[Task details]
Look for the string "this" in the data below, and copy each line that holds it.

(Excerpts from an interface dataset)
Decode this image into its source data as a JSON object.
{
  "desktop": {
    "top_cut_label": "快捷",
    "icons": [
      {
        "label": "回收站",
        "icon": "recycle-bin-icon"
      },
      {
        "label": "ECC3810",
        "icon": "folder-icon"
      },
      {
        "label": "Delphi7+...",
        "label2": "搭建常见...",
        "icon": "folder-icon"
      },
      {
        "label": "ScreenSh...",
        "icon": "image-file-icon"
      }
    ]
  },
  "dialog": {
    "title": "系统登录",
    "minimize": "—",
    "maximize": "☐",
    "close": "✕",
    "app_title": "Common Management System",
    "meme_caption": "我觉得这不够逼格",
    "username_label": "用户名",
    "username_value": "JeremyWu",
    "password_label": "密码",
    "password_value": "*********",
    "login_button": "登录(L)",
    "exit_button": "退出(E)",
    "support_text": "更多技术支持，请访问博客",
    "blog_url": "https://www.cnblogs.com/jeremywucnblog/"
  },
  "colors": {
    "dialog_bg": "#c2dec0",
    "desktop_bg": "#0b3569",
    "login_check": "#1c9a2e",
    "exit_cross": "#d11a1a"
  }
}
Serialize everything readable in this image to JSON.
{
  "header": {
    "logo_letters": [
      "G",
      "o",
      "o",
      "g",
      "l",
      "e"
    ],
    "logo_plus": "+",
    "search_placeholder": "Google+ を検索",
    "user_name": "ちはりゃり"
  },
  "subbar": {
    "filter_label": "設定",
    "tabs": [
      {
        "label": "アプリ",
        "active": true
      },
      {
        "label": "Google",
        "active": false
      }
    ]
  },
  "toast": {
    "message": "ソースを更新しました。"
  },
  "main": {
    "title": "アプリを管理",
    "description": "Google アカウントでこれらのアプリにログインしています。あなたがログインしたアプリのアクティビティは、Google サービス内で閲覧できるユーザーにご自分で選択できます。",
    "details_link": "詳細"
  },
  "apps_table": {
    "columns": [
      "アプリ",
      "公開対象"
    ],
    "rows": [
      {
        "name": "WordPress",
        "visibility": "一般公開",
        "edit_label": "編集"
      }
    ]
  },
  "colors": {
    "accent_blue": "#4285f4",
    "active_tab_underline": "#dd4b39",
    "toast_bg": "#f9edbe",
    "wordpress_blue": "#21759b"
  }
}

[Result of the exercise]
Decode this image into its source data as a JSON object.
Serialize everything readable in this image to JSON.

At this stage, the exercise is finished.